Scene/Object Recognition (SOR) is a module within f2’s Image Recognition Suite. It’s designed to match virtually any solid object with distinguishing features against a database containing such objects and return the closest matches. It works similar to f2’s face and tattoo matching, i.e. a probe image is copied in and encoded using f2’s algorithms to produce a unique digital array which is then compared with all available images in the database. A key feature of SOR is its ability to identify objects which are a part of a larger object, often due to something else in front of it partly concealing it.
f2 has included a scene recognition module for some time now. However this was designed to match relatively large images, for example – rooms. Yet, there remained a clear need for object matching and a prototype module was developed for this. The experience gained emphasized that with minor modifications, such as image enhancement, the two modules could be combined into one.
SOR can process images from any source, including photos stored on PCs, and in the Cloud. It can process very large volumes of images even if they’re significantly obscured).
There’s no practical limit to the size of database that SOR can work with, subject to an appropriate hardware configuration.
- Ability to match objects in static images, video files, Cloud, and website images
- Ability to identify partially concealed objects
- Being able to link scenes with the same object in them
- Being able to optionally filter searches by dominant color, and text description if present
SOR does not actually match an image against other images; it matches a numeric string called an encode array describing the characteristics of an image against a database of encode arrays describing images. This increases speed, accuracy and minimizes the space required.

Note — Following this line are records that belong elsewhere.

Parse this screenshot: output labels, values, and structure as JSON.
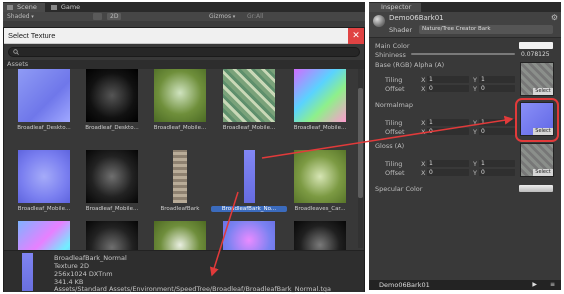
{
  "scene": {
    "tabs": [
      "Scene",
      "Game"
    ],
    "toolbar": {
      "shading": "Shaded",
      "mode": "2D",
      "gizmos": "Gizmos",
      "search": "Gr:All"
    }
  },
  "dialog": {
    "title": "Select Texture",
    "close": "✕",
    "assets_label": "Assets",
    "items": [
      {
        "label": "Broadleaf_Deskto...",
        "kind": "normal"
      },
      {
        "label": "Broadleaf_Deskto...",
        "kind": "dark"
      },
      {
        "label": "Broadleaf_Mobile...",
        "kind": "green"
      },
      {
        "label": "Broadleaf_Mobile...",
        "kind": "mosaic"
      },
      {
        "label": "Broadleaf_Mobile...",
        "kind": "normal-rainbow"
      },
      {
        "label": "Broadleaf_Mobile...",
        "kind": "normal-leaf"
      },
      {
        "label": "Broadleaf_Mobile...",
        "kind": "dark-leaf"
      },
      {
        "label": "BroadleafBark",
        "kind": "bark"
      },
      {
        "label": "BroadleafBark_No...",
        "kind": "bark-normal",
        "selected": true
      },
      {
        "label": "Broadleaves_Car...",
        "kind": "green-leaf"
      },
      {
        "label": "",
        "kind": "rainbow-leaf"
      },
      {
        "label": "",
        "kind": "dark-leaf"
      },
      {
        "label": "",
        "kind": "green-tree"
      },
      {
        "label": "",
        "kind": "normal-tree"
      },
      {
        "label": "",
        "kind": "dark-tree"
      }
    ],
    "preview": {
      "name": "BroadleafBark_Normal",
      "type": "Texture 2D",
      "dims": "256x1024  DXTnm",
      "size": "341.4 KB",
      "path": "Assets/Standard Assets/Environment/SpeedTree/Broadleaf/BroadleafBark_Normal.tga"
    }
  },
  "inspector": {
    "tab": "Inspector",
    "object_name": "Demo06Bark01",
    "shader_label": "Shader",
    "shader_value": "Nature/Tree Creator Bark",
    "main_color": "Main Color",
    "shininess": "Shininess",
    "shininess_value": "0.078125",
    "base_tex": "Base (RGB) Alpha (A)",
    "normalmap": "Normalmap",
    "gloss": "Gloss (A)",
    "specular": "Specular Color",
    "tiling": "Tiling",
    "offset": "Offset",
    "x": "X",
    "y": "Y",
    "one": "1",
    "zero": "0",
    "select": "Select",
    "footer": "Demo06Bark01"
  },
  "colors": {
    "highlight": "#e23a3a",
    "selection": "#3b6bbd"
  }
}
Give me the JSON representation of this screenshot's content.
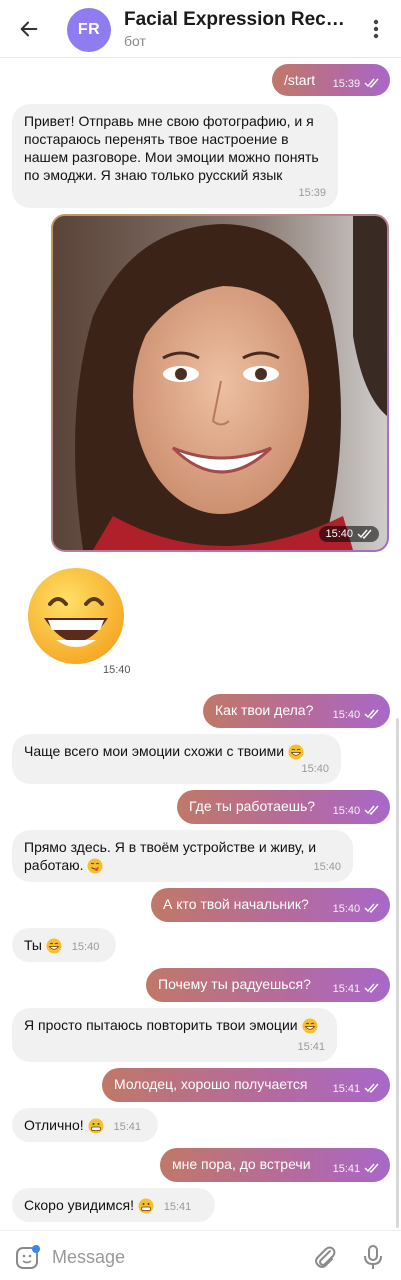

Within SOR the primary entity is the crime scene, i.e. a still shot or video frame. SOR analyzes the image to find multiple areas with strong contrasting features and transforms the characteristics of these mathematically into an encode array that uniquely identifies the image. The encode arrays for all the images in the database are in a master database in server memory.
(SOR comes with small sample databases of images to match against, so it can be tested immediately after installation).